• REQUIRED ACTION: Go through the lines below and copy each one that holds the string "name".

• MATERIAL FOR THE TASK:
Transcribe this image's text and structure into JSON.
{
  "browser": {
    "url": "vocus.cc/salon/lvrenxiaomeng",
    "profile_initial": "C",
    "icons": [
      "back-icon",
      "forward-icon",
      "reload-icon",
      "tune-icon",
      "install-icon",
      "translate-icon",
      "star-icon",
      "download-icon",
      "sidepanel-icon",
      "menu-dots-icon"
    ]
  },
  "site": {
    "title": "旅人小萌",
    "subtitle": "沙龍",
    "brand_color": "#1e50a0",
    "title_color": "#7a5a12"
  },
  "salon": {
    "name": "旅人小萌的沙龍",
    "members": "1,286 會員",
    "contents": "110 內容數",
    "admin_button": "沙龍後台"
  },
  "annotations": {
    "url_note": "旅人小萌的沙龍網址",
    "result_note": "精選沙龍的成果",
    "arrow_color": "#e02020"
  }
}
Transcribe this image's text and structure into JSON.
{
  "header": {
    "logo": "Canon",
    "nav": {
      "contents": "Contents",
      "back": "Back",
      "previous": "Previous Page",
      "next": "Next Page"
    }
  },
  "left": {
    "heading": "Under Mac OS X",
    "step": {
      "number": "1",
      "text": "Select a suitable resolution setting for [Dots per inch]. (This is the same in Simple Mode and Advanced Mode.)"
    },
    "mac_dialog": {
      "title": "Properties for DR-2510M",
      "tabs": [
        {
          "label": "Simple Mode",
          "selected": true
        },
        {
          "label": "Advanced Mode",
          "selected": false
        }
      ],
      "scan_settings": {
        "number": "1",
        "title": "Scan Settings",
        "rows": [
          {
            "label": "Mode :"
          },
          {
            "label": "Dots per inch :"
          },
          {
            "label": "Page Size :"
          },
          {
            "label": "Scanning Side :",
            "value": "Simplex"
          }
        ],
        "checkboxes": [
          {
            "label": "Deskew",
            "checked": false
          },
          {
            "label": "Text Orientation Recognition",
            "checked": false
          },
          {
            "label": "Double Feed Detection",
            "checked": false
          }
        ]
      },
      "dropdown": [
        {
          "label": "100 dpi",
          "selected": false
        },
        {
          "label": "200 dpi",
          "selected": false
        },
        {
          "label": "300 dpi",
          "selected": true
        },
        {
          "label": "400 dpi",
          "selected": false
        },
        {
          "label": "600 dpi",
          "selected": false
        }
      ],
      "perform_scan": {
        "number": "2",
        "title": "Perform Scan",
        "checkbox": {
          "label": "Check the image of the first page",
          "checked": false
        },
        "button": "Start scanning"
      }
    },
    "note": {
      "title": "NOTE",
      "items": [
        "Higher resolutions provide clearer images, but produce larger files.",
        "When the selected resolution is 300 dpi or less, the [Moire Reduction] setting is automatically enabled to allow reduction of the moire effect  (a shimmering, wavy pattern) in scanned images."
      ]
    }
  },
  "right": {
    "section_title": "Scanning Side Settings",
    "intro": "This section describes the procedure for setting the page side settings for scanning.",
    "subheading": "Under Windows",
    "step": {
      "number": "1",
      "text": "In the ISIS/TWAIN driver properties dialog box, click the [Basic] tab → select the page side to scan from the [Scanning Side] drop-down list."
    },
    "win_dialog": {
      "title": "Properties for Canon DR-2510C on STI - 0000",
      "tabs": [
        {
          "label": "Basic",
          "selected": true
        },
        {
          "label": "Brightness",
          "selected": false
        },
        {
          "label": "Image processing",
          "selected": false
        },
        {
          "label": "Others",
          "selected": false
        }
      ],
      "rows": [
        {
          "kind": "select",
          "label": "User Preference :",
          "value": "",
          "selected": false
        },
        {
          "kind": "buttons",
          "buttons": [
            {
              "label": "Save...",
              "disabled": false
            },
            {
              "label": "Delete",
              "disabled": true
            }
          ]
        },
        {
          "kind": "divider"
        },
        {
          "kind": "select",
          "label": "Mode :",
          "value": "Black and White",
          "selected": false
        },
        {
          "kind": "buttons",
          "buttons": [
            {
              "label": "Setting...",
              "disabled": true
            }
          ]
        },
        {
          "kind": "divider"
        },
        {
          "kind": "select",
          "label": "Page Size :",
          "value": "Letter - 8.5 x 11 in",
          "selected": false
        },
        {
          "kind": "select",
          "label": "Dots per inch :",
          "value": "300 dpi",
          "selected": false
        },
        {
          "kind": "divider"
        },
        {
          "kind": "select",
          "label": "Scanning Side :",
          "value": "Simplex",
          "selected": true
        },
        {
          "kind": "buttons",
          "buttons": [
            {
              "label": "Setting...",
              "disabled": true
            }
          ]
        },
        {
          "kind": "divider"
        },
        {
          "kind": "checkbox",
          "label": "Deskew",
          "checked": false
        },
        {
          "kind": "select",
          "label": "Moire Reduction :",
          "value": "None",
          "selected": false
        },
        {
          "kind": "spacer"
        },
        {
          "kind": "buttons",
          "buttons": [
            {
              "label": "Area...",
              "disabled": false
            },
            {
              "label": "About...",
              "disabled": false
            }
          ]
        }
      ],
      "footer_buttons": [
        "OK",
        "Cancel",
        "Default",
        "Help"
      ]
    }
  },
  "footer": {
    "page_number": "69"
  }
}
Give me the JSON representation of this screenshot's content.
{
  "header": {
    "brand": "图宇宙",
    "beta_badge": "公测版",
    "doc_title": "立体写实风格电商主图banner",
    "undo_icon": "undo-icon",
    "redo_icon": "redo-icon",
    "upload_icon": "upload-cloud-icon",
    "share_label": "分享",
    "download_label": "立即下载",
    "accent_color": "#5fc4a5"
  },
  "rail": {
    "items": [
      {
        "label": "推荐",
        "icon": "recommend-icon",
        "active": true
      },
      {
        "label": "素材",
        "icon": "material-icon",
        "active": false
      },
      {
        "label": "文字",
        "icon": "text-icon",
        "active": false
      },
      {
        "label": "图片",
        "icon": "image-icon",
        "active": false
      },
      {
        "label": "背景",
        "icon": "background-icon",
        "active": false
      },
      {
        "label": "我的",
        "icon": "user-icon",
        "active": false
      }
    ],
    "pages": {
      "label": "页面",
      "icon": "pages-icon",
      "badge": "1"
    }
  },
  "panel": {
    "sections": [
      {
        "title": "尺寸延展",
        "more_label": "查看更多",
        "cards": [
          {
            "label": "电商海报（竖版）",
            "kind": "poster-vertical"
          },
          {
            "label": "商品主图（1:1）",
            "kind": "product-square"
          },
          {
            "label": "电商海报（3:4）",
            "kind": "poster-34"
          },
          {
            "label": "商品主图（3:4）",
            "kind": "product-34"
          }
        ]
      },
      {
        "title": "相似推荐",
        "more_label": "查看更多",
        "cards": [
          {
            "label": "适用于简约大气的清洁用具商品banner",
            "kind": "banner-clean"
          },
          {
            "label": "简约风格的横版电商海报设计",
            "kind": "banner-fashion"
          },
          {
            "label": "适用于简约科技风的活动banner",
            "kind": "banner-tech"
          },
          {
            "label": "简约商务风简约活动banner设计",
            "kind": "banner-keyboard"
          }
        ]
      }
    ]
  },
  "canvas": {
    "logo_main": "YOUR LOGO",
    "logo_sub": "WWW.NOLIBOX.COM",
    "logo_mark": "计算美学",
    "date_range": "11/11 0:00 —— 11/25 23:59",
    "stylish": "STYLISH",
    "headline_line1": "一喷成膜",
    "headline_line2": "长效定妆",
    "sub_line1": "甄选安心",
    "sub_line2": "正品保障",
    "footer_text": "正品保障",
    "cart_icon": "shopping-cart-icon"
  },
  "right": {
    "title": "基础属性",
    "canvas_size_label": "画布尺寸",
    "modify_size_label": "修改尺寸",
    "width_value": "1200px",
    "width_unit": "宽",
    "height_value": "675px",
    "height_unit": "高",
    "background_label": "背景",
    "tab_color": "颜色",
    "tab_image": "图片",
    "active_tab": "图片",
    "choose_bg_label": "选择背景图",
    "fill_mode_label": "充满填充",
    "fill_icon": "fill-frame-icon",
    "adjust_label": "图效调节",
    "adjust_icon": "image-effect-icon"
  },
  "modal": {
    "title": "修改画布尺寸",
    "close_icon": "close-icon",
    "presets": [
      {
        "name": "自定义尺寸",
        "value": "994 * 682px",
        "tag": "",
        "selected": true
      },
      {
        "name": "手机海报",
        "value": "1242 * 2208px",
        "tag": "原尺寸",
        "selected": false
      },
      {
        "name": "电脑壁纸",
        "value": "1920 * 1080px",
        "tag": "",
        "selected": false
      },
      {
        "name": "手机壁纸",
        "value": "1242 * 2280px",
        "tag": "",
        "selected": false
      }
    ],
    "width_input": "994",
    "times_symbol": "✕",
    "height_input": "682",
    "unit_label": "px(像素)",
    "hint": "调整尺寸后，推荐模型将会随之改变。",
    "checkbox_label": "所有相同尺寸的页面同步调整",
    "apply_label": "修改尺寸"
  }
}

• RESULT BELOW:
    "name": "旅人小萌的沙龍",
        "name": "自定义尺寸",
        "name": "手机海报",
        "name": "电脑壁纸",
        "name": "手机壁纸",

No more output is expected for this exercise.